> WORK TO BE COMPLETED:
Your answer must match the entries below word for word.

RECORDS SHOWN: Begin

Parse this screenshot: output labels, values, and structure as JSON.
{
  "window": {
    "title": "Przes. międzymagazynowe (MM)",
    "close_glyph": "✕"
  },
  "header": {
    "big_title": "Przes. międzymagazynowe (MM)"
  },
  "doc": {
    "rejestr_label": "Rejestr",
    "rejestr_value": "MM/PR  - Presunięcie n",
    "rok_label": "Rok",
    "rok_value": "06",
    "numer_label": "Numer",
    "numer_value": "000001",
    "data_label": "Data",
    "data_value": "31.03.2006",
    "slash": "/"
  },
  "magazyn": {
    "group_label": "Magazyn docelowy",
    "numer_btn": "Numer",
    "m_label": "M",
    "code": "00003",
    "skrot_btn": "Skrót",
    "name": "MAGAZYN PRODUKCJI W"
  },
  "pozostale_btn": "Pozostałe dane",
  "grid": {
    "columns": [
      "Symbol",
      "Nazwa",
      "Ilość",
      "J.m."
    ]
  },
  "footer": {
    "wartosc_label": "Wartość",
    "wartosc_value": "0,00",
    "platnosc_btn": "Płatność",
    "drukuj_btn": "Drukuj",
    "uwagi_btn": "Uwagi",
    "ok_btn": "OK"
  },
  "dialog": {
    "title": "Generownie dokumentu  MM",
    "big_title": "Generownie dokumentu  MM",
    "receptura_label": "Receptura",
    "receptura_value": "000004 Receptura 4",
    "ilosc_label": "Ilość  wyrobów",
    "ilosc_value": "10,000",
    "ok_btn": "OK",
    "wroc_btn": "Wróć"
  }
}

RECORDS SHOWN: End

> YOUR RESPONSE:
Parse this screenshot: output labels, values, and structure as JSON.
{
  "window": {
    "title": "Przes. międzymagazynowe (MM)",
    "close_glyph": "✕"
  },
  "header": {
    "big_title": "Przes. międzymagazynowe (MM)"
  },
  "doc": {
    "rejestr_label": "Rejestr",
    "rejestr_value": "MM/PR  - Presunięcie n",
    "rok_label": "Rok",
    "rok_value": "06",
    "numer_label": "Numer",
    "numer_value": "000001",
    "data_label": "Data",
    "data_value": "31.03.2006",
    "slash": "/"
  },
  "magazyn": {
    "group_label": "Magazyn docelowy",
    "numer_btn": "Numer",
    "m_label": "M",
    "code": "00003",
    "skrot_btn": "Skrót",
    "name": "MAGAZYN PRODUKCJI W"
  },
  "pozostale_btn": "Pozostałe dane",
  "grid": {
    "columns": [
      "Symbol",
      "Nazwa",
      "Ilość",
      "J.m."
    ]
  },
  "footer": {
    "wartosc_label": "Wartość",
    "wartosc_value": "0,00",
    "platnosc_btn": "Płatność",
    "drukuj_btn": "Drukuj",
    "uwagi_btn": "Uwagi",
    "ok_btn": "OK"
  },
  "dialog": {
    "title": "Generownie dokumentu  MM",
    "big_title": "Generownie dokumentu  MM",
    "receptura_label": "Receptura",
    "receptura_value": "000004 Receptura 4",
    "ilosc_label": "Ilość  wyrobów",
    "ilosc_value": "10,000",
    "ok_btn": "OK",
    "wroc_btn": "Wróć"
  }
}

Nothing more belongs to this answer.